One of the contributors is Mark Kramer, who among many other credits co-edited the excellent 1995 anthology Literary Journalism. In his introductory essay, Kramer lays out the issue's central thesis: that 'newspapers might both improve coverage and retain more readers by employing storytelling techniques to convey news'. The obvious increase in the number of feature articles in major newspapers would suggest that this is already well understood, although Kramer notes that the shift has met with resistance from traditional 'hardboiled' types who 'don't want some commercial fashion, ordered by management, to push them to absurdly personalize plain ol' news.'
Neiman Report's Narrative Journalism issue in HTML format
The issue in .pdf format (41 pages, 4.3 MB)

Perusing this journal, it requires effort to imagine a time when narrative journalism was a controversial practise. There was a tempest in Tom Wolfe's mind, at least, when he wrote his oft-cited essay on 'The New Journalism', in which he styled himself and his comrades as 'huns' wreaking 'havoc in the literary world', not only shocking the stuffed shirts but 'dethroning the novel as the number one literary genre'. With storytelling techniques having been profitably accomodated within mainstream journalism (and Mr. Wolfe writing novels), hindsight suggests that the stir made by the new journalists was more indicative of the times and the larger than life personalities involved than of conflicting aesthetic sensibilities. How could the likes of Wolfe, Norman Mailer, Truman Capote and Hunter Thompson be expected to do anything but wreak havoc in the cultural madhouse that was the Me Decade? The post-Hemingway shotgun wedding of writing and celebrity that took place in the early seventies was observed with some bemusement by Michael J. Arlen, who suggested that 'the New Journalist is in the end less a journalist than an impresario'.
Read the 1972 Atlantic Monthly Article

Thursday, August 16, 2001  

Why a weblog?

Good question.

It may be a case of aimless ambition seizing upon a stray mechanism and jamming itself into the gears. Whatever violence that happens to be done to the content, and the way it ought to be presented, is secondary.

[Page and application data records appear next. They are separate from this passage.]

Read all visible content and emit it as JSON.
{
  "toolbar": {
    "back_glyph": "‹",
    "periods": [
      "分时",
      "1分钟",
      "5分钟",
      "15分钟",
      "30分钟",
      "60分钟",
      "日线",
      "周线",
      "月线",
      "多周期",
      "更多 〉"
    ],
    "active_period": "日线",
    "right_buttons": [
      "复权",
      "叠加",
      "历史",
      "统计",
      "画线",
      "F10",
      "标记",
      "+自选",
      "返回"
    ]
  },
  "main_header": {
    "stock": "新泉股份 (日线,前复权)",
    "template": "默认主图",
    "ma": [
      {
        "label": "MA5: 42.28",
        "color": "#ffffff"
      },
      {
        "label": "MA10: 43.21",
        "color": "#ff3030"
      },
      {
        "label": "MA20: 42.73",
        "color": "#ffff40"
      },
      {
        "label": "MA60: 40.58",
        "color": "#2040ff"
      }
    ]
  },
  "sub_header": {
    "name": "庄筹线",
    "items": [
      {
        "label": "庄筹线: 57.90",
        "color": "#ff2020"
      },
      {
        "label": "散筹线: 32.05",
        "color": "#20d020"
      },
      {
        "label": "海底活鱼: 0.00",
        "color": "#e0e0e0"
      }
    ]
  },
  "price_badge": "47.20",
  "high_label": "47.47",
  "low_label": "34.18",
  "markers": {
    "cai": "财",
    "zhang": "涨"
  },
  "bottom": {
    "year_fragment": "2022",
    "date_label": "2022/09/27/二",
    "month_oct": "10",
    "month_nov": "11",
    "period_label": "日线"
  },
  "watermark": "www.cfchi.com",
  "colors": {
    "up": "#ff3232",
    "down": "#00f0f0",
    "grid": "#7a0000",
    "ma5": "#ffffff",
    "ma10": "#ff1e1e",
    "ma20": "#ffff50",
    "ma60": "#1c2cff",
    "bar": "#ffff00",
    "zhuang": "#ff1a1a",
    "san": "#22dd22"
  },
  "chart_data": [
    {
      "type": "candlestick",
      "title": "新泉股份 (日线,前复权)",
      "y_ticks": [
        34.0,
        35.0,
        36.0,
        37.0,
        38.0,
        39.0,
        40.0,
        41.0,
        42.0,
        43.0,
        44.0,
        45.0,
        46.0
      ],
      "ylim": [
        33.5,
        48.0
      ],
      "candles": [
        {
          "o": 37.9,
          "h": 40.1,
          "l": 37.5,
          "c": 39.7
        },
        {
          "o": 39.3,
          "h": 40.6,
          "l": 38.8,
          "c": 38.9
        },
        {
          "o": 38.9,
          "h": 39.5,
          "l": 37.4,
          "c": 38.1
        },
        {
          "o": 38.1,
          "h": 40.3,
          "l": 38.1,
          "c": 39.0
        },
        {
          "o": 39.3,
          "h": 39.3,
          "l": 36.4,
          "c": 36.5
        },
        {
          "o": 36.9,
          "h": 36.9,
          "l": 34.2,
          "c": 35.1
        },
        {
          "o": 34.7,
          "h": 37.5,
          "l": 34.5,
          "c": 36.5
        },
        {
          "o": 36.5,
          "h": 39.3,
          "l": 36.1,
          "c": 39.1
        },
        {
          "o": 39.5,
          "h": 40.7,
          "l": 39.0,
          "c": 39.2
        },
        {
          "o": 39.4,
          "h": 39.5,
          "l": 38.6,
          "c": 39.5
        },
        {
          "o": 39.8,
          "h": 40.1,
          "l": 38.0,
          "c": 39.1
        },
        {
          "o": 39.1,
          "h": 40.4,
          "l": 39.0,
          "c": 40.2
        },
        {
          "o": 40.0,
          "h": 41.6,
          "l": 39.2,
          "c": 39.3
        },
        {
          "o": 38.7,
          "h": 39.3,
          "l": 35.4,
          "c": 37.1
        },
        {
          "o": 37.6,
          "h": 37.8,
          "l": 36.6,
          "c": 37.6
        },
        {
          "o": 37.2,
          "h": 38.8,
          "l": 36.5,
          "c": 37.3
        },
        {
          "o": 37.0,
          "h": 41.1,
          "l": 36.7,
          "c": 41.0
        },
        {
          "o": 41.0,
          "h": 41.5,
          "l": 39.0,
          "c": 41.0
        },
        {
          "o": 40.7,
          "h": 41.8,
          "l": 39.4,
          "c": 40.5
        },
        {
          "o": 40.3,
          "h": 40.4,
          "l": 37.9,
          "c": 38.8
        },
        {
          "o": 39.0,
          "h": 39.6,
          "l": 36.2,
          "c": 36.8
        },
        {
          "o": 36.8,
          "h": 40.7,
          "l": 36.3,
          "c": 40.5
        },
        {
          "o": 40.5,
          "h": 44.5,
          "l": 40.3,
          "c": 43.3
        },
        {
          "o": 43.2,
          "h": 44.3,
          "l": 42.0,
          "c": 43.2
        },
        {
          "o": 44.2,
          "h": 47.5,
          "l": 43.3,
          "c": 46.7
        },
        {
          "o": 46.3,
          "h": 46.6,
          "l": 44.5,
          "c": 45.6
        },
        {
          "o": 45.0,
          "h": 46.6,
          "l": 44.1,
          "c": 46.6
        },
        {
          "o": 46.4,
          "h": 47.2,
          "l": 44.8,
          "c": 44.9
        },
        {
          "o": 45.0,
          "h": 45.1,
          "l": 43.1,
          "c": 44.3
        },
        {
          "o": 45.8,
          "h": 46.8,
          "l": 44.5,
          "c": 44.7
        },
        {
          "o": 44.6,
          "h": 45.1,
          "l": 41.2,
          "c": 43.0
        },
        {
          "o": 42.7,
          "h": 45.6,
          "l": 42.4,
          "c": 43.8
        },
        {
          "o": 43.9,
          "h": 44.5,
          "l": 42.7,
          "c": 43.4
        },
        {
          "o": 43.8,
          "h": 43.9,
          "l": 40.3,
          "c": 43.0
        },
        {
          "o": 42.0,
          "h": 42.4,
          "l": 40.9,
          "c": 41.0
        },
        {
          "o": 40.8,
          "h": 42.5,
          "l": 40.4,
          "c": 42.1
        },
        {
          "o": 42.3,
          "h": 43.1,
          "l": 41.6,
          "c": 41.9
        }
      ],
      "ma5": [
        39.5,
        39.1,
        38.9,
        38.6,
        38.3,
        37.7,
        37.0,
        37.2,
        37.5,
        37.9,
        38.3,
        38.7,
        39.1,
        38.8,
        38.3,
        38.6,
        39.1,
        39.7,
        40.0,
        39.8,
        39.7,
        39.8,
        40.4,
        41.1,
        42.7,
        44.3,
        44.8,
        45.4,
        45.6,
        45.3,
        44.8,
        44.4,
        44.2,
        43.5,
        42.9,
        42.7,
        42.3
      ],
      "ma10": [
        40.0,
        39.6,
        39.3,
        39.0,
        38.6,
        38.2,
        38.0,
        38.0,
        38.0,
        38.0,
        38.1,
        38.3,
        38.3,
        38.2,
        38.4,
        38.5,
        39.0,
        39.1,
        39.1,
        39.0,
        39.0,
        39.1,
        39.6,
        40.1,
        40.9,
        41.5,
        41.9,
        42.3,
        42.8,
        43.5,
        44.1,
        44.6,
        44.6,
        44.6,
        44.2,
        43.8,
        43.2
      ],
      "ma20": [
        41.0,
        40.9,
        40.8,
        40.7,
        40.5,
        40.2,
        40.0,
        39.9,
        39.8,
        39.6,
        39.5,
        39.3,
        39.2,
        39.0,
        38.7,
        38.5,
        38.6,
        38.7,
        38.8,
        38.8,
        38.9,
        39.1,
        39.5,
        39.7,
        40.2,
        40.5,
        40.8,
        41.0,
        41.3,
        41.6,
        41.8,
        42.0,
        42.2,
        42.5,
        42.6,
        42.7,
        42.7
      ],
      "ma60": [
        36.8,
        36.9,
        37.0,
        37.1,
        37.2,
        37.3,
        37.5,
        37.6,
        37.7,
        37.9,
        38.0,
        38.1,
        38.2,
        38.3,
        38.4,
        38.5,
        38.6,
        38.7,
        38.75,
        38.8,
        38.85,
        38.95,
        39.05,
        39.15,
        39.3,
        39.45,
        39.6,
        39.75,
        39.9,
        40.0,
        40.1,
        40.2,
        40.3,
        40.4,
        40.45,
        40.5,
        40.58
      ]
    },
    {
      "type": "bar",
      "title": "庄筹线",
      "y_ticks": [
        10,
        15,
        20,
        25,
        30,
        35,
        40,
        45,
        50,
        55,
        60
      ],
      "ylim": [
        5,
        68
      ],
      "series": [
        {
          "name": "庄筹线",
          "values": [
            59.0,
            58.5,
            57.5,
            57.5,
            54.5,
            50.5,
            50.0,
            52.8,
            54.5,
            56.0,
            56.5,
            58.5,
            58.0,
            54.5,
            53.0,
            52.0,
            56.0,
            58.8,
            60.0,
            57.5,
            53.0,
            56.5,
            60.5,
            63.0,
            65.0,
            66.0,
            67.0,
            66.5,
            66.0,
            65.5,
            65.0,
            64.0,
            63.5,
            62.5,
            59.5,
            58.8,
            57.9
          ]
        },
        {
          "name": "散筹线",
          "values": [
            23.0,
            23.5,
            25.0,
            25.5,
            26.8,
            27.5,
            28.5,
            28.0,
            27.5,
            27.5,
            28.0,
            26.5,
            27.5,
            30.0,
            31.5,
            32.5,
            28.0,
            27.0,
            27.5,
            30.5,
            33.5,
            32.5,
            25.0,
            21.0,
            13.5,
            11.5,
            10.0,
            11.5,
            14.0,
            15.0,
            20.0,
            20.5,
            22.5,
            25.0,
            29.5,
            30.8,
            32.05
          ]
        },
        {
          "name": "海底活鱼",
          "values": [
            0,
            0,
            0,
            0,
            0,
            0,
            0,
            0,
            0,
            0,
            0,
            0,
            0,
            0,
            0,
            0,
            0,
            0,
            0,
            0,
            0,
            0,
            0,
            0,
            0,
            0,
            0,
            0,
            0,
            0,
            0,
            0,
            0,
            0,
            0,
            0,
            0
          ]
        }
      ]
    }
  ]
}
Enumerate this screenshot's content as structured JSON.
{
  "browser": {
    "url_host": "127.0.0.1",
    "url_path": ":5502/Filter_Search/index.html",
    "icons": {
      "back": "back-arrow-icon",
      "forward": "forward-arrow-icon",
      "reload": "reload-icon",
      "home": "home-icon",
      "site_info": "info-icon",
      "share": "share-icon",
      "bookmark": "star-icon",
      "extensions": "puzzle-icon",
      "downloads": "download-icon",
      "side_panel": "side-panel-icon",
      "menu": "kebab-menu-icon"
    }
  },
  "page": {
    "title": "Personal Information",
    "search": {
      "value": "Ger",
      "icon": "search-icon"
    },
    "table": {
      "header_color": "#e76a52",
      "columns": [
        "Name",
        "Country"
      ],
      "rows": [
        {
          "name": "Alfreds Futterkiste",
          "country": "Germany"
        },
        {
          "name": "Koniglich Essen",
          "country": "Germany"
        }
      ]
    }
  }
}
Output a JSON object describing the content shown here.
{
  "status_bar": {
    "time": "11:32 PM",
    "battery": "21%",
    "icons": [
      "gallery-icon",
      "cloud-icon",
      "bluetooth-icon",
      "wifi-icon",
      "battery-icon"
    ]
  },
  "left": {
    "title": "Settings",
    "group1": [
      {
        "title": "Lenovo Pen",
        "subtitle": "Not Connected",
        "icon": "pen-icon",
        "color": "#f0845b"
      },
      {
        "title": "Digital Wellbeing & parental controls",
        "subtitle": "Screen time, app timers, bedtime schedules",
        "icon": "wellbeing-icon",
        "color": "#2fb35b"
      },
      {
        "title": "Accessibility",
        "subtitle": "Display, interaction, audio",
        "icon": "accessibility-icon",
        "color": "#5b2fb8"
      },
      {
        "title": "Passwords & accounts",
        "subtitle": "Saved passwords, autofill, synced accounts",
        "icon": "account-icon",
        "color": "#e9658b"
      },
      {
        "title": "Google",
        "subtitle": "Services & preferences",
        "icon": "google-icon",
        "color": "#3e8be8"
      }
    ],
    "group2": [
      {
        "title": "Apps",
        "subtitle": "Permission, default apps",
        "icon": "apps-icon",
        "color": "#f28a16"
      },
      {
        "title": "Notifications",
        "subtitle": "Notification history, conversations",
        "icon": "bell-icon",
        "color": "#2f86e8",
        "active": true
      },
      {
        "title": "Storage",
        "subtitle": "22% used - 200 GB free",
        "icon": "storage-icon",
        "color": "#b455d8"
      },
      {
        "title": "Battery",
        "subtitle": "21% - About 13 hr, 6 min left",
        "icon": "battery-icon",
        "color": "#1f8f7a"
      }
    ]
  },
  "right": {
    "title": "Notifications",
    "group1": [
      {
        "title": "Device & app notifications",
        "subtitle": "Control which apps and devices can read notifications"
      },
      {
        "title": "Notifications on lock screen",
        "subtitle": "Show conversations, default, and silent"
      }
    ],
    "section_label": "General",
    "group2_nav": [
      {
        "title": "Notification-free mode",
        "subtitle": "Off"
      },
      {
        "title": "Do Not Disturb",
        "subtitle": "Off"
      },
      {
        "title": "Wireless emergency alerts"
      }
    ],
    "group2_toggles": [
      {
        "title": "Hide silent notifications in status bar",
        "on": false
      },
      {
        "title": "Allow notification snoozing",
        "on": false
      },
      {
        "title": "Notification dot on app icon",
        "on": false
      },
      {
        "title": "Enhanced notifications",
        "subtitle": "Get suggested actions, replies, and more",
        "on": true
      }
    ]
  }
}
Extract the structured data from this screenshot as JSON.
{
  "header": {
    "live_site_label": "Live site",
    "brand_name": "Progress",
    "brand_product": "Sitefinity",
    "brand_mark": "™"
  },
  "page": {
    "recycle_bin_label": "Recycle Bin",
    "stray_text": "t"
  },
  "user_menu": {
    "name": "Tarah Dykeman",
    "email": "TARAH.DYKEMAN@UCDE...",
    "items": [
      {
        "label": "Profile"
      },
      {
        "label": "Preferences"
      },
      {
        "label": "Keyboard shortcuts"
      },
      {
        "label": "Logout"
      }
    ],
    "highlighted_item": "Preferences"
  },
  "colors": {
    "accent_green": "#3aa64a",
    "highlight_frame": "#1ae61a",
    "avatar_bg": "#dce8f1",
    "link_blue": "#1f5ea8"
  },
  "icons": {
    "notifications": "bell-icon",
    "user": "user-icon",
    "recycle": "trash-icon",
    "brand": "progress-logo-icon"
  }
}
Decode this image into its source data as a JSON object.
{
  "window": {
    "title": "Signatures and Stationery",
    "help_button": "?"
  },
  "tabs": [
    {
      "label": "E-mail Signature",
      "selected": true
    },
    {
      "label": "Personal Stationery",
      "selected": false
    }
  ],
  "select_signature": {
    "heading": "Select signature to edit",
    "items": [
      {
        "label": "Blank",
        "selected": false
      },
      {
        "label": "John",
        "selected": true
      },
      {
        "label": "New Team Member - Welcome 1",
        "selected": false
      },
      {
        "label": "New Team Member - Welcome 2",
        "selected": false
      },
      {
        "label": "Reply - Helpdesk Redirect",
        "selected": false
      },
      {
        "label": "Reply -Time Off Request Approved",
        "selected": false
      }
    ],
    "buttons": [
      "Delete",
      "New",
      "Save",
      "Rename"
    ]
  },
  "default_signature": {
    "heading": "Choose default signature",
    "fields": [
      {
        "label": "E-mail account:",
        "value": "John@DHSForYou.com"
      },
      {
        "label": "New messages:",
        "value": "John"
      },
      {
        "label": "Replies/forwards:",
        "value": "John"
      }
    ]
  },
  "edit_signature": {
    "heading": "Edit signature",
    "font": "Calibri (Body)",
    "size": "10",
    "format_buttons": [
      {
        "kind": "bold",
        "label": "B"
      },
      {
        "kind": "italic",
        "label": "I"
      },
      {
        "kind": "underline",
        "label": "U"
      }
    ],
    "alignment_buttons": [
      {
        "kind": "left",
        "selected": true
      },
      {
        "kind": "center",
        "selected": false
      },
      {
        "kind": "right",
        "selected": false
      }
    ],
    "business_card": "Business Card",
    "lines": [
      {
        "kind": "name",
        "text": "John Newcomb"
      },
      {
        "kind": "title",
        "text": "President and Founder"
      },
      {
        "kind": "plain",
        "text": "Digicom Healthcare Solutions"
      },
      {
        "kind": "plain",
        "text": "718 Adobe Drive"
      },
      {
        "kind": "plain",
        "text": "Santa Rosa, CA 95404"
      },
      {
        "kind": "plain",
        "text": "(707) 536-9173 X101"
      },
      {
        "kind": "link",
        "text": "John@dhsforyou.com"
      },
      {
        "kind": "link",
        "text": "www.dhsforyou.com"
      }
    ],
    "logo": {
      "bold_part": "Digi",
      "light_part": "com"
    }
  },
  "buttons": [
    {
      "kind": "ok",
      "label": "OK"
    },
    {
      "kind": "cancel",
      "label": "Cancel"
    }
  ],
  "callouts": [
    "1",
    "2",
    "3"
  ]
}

Of course, any media form impresses itself upon the ideas it transmits--and here the urge to quote McLuhan is dutifully resisted. But the question lingers like a bad smell: is this weblog an appropriate format for its purpose?

Oh yes, the purpose. Perhaps this particular bit of anxious technocultural speculation could be avoided if only a purpose was articulated. So I'll admit to the following ambitions:

a) I want to use this page as a collection of resources.
b) I want to use this page as a marketing tool.
c) I want to use this page to further my development as a writer.

Of these, the weblog form is an ideal match for ambition a), of dubious value for ambition b), and possibly antithetical to ambition c).

A writer writes, yes, and if the 'blog promotes the act of creation, then I suppose that it is indeed aiding the production of crappy prose for readers around the world to ignore.

But so far, about ninety per cent of the time spent on this project has been dedicated to fiddling about looking for resources, and ineptly massaging the HTML in the template.

style & usage
some writers